When train service began in 2001, the University of New Hampshire in Durham stop was only Friday through Sunday.
“Soon thereafter, we were offered daily service and it has been transformative,” University of New Hampshire Director of Special Projects Campus Planning Stephen Pesci said. “Sixteen years ago there was no way to get from campus to most of the station communities without a private car.”
Pesci said the Durham station is approaching its 700,000-trip milestone.
“UNH and Durham are proud to be an Amtrak-served community,” he said. “It puts us on the map, offers quality transportation connections to communities from Boston to Brunswick. We’re just about midpoint on the Downeaster line.”
Dover, which has seen a surge in interest its downtown, has residents taking advantage of the train’s door-to-door Boston service.
“With our new apartments in our major mills, we have 145 new apartments, as well as more high-end development on First Street,” Dan Barufaldi, Dover’s economic development director, said. “Very many of these people who like living downtown can now without a car work in Boston because of the train. It’s an opportunity to get Boston salaries with Dover expenses.”
“It’s contributed to our very vibrant downtown we have, that’s helping us to become a destination,” Barufaldi said. “The impact has been significant overtime.”

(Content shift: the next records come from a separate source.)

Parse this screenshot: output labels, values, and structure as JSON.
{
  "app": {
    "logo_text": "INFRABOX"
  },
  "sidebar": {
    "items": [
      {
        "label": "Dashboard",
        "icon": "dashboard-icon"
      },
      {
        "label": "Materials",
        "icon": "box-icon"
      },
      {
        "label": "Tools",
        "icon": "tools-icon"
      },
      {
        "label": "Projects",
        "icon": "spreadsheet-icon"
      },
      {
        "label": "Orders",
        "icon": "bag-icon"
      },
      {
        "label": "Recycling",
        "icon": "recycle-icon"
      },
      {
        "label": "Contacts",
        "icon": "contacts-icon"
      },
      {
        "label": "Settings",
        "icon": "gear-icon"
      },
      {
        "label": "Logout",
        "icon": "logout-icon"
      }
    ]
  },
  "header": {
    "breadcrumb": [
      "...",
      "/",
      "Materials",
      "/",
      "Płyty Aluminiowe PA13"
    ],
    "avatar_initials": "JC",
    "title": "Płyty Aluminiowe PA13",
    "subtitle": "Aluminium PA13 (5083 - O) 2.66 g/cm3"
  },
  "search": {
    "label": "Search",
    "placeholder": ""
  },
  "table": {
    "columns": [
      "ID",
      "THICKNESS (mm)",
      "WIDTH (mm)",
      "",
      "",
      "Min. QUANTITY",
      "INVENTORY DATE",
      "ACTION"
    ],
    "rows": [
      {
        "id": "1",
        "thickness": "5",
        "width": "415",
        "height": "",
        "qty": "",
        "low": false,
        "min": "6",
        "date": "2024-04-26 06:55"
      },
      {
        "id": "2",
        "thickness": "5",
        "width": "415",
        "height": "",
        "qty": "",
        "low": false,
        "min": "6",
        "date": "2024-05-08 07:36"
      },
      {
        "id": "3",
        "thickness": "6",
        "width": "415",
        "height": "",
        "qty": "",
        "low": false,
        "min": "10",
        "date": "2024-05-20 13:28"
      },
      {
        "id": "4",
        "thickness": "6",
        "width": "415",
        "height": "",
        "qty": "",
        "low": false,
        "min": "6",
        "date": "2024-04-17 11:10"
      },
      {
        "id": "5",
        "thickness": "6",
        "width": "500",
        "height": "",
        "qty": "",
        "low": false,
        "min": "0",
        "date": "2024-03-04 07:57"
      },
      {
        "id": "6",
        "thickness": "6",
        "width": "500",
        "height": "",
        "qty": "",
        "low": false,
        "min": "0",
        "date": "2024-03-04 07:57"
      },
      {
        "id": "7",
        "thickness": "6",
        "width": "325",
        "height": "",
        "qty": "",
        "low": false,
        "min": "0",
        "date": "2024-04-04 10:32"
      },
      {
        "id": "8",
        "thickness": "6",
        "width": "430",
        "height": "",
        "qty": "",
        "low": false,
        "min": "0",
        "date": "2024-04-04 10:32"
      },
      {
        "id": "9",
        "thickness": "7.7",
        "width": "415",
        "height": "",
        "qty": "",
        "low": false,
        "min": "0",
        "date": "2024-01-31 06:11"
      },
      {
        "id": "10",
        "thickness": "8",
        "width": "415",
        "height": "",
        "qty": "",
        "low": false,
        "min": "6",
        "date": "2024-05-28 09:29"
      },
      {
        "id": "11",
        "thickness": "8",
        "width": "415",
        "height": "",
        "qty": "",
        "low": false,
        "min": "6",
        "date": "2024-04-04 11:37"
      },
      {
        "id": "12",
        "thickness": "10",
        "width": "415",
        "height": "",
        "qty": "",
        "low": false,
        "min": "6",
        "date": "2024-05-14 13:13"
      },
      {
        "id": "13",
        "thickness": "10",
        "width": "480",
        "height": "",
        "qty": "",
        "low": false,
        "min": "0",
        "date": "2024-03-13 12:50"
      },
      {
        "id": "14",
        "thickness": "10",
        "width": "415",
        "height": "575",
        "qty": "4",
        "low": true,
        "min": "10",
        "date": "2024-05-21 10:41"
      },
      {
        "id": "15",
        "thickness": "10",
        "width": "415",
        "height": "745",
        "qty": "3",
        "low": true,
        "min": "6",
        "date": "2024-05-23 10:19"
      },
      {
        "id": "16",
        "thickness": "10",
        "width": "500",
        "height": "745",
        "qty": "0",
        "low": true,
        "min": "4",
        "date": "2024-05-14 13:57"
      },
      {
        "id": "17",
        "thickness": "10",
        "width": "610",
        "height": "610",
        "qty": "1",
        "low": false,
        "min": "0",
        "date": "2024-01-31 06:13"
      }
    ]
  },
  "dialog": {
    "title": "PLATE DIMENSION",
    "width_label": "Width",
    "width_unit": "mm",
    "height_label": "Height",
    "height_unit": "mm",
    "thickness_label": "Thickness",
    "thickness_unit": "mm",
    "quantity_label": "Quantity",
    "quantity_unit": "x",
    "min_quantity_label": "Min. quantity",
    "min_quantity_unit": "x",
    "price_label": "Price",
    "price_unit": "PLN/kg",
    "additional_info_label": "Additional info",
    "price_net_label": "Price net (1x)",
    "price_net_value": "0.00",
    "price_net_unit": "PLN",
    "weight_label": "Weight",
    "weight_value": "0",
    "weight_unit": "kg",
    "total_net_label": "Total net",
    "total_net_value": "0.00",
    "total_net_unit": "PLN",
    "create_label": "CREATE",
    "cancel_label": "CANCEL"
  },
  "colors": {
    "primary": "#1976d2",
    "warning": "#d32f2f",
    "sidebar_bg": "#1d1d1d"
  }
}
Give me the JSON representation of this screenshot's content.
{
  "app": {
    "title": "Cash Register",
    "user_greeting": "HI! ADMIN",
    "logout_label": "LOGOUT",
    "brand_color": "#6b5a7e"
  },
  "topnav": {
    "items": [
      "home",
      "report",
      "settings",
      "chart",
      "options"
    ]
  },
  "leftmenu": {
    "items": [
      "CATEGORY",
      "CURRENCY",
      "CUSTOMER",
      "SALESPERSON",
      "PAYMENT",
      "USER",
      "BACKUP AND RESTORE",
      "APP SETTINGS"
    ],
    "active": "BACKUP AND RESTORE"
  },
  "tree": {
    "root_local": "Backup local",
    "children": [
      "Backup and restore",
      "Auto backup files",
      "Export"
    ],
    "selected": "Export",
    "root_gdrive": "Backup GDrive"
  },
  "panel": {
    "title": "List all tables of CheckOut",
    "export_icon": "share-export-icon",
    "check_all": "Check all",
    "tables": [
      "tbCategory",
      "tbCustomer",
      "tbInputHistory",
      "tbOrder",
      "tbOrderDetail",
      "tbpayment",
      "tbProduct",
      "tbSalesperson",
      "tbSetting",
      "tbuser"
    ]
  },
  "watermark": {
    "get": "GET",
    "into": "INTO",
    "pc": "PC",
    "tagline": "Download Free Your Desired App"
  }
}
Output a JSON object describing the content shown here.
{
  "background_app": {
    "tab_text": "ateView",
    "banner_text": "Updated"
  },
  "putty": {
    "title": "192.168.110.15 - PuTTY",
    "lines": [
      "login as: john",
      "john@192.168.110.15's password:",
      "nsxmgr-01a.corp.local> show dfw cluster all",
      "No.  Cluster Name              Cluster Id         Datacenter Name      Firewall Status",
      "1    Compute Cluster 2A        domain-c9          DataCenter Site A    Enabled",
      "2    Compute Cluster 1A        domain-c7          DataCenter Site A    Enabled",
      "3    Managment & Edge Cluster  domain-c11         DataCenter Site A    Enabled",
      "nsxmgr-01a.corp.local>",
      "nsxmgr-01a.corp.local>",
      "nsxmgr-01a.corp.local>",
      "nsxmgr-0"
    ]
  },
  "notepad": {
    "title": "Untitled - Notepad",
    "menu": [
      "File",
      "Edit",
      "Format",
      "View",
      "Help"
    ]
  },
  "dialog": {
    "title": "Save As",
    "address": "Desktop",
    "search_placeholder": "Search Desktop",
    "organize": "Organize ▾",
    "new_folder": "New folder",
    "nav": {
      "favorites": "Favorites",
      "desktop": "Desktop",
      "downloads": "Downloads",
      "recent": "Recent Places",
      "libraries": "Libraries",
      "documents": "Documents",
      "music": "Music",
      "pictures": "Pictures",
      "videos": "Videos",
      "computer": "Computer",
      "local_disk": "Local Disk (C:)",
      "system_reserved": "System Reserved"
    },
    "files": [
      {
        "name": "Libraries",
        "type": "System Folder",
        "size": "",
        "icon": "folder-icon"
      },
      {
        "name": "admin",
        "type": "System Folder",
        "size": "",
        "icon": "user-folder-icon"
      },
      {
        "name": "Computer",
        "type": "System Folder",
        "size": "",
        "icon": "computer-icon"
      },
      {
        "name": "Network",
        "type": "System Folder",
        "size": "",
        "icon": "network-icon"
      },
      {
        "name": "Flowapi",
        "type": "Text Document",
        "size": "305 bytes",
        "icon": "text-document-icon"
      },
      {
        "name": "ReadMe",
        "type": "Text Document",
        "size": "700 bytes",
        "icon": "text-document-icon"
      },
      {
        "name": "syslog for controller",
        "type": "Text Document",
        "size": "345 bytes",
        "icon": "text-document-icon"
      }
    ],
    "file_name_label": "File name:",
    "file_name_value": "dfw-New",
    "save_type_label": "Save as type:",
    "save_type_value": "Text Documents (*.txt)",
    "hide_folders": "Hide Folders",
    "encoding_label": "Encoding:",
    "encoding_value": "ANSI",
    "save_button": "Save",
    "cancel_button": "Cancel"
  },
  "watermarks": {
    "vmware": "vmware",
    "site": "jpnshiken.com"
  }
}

Amtrak is offering specials in lieu of its 15th anniversary, Through December and January, all regular fares will be 15 percent off.
Distributed by Tribune Content Agency LLC.